As far as fairness is concerned, lower prices with waiting lists are an improvement over simply raising the price. But if you're not one of the first served, you probably won't feel like it was very fair. Maybe you had to be at work that time of day, or don't have time to wait in line.

Lottery
A different spin on fairness is to let people enter a lottery to let them buy what they want at lower prices. If you were to enter such a lottery and your number got drawn, you could then buy what you're after. Typically, submissions to this lottery are accepted during a specified time window. So if you have to be at work when the lottery first opens, that's not a problem. You have just as good of a chance as the first person who entered that lottery.

This was part of Saddleback Church's approach when they hosted the Saddleback Civil Forum with Barack Obama and John McCain during the presidential campaign. Since Saddleback Church is very high-profile, it was important that a purely pricing-based model was avoided. Taking an exclusively pricing-based allocation of tickets to see the candidates would have looked too much like favoritism towards the rich, a Biblical no-no.

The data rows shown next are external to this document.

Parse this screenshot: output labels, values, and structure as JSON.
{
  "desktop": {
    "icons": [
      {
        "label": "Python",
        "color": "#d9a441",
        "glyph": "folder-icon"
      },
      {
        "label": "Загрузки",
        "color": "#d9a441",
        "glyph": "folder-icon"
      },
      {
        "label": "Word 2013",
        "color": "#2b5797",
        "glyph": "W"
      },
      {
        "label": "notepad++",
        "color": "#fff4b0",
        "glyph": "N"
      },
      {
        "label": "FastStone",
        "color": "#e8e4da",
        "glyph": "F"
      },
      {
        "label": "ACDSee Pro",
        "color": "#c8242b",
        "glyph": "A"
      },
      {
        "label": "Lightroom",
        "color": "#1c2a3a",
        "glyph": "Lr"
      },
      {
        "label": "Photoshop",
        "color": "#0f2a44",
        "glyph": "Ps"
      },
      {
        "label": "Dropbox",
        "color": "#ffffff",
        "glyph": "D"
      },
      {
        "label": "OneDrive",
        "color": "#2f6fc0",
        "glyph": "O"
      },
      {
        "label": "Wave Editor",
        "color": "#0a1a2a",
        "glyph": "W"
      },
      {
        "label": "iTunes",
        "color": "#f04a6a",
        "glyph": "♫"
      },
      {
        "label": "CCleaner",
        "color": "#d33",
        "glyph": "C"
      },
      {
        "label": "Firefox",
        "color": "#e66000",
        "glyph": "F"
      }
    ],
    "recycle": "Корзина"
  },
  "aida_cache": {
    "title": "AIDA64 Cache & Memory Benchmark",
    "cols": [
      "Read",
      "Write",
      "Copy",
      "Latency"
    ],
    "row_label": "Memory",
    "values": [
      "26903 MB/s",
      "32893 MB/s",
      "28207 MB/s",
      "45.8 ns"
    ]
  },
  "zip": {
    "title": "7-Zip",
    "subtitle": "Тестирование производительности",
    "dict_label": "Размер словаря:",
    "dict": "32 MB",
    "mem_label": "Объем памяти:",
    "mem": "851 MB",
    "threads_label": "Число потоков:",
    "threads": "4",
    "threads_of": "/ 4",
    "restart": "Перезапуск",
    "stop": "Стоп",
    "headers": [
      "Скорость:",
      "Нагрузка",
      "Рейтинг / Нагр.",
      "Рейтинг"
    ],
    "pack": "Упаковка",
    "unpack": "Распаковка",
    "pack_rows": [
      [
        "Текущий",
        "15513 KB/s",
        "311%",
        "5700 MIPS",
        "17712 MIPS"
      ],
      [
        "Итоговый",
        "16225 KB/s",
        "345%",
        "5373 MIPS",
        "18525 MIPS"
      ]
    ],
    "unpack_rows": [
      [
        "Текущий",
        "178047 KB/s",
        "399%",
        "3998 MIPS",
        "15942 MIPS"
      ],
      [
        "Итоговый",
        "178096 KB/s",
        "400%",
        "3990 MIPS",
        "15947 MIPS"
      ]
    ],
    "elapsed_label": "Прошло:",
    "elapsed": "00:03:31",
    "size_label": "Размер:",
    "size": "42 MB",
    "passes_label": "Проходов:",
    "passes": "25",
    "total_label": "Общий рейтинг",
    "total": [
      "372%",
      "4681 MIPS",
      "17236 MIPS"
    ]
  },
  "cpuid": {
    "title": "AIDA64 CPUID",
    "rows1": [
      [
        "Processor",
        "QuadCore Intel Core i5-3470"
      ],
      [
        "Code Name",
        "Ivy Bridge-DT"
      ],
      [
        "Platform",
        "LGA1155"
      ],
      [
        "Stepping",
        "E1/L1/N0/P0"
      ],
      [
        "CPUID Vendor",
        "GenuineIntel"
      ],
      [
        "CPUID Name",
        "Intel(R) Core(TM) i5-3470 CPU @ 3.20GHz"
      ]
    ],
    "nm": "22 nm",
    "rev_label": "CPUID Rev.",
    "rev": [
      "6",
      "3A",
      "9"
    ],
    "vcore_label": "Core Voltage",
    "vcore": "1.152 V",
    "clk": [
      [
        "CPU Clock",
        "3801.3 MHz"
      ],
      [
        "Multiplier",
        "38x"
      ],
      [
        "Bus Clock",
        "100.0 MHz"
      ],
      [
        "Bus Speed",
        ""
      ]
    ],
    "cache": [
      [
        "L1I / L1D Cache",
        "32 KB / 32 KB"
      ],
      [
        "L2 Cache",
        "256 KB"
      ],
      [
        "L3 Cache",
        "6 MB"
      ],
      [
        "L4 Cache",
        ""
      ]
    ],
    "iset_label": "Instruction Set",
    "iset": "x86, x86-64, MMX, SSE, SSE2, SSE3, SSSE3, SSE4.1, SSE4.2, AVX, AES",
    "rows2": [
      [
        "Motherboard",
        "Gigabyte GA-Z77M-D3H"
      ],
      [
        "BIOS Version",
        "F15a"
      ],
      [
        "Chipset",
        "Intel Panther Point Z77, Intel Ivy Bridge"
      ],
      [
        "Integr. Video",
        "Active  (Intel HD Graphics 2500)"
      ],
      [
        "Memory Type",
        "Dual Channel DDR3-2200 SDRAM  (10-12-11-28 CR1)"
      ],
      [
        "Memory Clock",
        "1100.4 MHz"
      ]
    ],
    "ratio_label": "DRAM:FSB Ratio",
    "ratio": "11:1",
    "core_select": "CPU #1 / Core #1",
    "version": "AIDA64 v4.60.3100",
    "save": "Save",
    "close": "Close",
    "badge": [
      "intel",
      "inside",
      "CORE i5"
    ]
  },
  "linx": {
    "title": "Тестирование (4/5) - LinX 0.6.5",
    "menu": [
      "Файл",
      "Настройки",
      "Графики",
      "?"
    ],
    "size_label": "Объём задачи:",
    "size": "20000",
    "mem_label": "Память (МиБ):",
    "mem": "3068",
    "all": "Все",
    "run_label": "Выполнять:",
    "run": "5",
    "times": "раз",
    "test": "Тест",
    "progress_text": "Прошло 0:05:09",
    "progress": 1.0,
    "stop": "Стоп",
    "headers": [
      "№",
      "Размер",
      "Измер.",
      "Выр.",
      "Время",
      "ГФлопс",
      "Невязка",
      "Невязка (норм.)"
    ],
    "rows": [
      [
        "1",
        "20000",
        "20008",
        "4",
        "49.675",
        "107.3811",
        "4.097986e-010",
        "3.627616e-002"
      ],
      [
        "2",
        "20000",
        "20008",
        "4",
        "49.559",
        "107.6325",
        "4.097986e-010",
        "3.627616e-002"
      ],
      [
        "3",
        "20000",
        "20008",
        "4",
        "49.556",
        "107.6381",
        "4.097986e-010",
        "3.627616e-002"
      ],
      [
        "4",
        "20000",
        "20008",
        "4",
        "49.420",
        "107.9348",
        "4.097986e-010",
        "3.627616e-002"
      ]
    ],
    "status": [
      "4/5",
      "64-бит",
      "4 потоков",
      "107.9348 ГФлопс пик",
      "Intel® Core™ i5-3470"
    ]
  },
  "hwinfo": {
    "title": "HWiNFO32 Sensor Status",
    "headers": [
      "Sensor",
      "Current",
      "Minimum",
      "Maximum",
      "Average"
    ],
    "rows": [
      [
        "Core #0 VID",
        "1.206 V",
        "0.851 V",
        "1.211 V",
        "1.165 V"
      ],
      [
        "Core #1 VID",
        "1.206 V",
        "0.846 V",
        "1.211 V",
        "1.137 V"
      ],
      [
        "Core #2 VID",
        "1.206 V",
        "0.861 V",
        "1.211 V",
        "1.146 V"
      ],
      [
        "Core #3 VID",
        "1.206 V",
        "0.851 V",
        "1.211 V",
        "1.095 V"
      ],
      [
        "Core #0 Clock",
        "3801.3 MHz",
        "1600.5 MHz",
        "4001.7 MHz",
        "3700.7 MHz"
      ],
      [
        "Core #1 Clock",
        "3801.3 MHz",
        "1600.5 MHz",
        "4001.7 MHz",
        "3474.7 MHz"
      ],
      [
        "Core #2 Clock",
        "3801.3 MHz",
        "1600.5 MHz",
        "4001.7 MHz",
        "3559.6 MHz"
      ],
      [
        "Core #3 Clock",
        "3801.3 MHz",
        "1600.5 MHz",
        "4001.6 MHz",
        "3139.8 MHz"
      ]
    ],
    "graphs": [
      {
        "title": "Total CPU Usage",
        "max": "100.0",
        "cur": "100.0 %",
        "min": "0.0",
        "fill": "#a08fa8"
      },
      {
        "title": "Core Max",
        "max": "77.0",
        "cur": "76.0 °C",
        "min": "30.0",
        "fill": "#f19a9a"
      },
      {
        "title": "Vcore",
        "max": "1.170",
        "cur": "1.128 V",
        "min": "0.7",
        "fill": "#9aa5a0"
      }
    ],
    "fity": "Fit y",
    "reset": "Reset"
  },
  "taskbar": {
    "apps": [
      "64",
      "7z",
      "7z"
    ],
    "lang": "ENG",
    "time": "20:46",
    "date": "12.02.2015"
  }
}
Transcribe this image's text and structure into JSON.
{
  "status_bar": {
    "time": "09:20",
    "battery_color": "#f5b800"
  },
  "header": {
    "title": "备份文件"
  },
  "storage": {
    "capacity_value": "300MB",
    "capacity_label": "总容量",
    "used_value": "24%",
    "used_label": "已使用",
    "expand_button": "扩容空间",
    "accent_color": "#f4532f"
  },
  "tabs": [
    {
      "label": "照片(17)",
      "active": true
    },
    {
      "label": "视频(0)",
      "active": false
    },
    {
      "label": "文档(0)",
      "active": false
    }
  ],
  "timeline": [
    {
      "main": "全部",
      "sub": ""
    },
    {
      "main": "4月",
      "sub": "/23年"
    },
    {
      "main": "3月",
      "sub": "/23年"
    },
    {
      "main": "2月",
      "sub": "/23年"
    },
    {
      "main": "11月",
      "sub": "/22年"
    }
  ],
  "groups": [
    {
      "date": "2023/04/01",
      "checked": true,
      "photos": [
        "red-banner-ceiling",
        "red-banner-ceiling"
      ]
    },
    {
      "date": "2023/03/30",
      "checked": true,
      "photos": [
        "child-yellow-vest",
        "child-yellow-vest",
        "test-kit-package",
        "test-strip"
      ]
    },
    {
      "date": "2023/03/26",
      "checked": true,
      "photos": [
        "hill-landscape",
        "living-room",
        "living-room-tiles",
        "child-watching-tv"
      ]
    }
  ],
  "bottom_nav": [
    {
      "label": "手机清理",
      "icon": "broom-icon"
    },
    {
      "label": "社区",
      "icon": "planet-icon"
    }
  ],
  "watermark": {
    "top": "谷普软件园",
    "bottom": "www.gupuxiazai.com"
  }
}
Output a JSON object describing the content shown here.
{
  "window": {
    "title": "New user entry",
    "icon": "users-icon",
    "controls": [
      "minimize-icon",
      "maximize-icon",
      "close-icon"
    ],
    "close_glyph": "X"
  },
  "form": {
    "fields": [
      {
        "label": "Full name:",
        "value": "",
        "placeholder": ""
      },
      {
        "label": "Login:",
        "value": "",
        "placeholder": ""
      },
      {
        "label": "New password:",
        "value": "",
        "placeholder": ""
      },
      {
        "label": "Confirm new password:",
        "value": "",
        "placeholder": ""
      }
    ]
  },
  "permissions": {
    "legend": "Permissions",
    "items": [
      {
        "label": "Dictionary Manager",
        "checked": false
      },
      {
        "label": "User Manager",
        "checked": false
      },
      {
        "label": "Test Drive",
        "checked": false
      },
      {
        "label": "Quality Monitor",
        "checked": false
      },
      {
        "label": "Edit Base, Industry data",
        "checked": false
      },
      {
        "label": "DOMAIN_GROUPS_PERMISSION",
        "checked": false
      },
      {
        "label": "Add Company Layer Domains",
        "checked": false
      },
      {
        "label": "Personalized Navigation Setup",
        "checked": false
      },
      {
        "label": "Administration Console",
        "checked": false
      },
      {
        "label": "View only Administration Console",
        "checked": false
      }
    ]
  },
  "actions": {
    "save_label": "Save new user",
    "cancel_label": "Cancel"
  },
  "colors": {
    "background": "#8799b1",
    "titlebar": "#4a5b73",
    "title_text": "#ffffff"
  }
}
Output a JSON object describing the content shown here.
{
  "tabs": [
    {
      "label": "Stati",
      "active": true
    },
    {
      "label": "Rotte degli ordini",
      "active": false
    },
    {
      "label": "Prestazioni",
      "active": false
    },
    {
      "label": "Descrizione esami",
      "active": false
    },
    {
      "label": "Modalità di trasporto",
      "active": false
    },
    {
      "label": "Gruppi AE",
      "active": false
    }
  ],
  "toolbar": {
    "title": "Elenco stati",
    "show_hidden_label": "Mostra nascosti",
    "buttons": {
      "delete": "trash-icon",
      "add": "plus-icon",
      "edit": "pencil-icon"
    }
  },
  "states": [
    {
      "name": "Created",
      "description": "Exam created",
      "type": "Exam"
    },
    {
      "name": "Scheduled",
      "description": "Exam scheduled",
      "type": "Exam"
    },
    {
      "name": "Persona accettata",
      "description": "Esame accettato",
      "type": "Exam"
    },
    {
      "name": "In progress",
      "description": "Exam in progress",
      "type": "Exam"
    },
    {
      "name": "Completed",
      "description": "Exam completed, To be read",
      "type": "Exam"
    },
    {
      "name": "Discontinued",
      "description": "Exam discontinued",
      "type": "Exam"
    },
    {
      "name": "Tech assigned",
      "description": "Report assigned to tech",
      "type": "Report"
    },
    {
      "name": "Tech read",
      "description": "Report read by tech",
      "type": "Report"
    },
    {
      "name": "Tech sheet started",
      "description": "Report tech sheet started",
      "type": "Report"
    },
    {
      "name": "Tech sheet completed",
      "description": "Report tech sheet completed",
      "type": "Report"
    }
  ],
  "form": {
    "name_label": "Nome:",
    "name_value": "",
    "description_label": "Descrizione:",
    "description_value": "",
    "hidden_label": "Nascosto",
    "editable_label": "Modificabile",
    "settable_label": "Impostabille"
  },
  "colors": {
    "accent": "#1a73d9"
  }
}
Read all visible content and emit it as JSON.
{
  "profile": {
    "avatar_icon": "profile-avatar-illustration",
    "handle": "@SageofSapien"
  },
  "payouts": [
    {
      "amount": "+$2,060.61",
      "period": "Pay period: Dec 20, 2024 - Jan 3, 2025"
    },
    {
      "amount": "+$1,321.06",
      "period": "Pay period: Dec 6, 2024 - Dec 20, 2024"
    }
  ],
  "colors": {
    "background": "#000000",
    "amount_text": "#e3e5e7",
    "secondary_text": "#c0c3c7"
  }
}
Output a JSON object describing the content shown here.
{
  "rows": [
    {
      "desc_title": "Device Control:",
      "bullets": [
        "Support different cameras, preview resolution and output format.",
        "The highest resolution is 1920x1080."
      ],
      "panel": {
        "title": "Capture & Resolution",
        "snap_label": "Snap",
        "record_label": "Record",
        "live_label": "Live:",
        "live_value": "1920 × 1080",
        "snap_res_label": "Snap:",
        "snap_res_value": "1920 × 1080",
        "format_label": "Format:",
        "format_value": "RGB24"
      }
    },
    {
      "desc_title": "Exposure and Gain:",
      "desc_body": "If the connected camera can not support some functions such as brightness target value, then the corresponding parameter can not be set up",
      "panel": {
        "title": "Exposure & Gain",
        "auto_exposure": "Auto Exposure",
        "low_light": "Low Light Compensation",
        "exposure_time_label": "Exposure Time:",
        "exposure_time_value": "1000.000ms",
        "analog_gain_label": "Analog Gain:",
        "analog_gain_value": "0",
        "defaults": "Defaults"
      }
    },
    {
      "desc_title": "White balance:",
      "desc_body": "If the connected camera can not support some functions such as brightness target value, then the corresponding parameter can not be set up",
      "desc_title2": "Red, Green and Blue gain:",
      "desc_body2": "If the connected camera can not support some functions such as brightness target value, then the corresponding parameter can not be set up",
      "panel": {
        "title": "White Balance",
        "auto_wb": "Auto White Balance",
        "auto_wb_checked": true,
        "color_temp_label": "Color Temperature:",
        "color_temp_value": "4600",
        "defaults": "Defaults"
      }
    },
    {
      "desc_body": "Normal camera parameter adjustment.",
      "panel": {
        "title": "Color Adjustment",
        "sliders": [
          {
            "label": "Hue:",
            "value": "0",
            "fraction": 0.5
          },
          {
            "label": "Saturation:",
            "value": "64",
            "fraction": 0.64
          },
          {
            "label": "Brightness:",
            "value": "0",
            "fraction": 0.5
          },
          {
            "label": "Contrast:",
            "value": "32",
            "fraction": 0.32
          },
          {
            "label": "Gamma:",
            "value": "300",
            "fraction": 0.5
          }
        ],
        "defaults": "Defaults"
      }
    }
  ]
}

Then again, Saddleback Church also had to cover its costs, so it actually opted for a brilliant hybrid approach that consisted of various tiers, each with a different price. It was a multi-tiered lottery. Higher-priced tiers would likely yield a smaller pool and a higher chance of being selected. You can't please everybody, but such a creative and enlightened approach likely pleased quite a few free market die-hards while at the same time placating those who were concerned about equality. If only governments and businesses were as wise.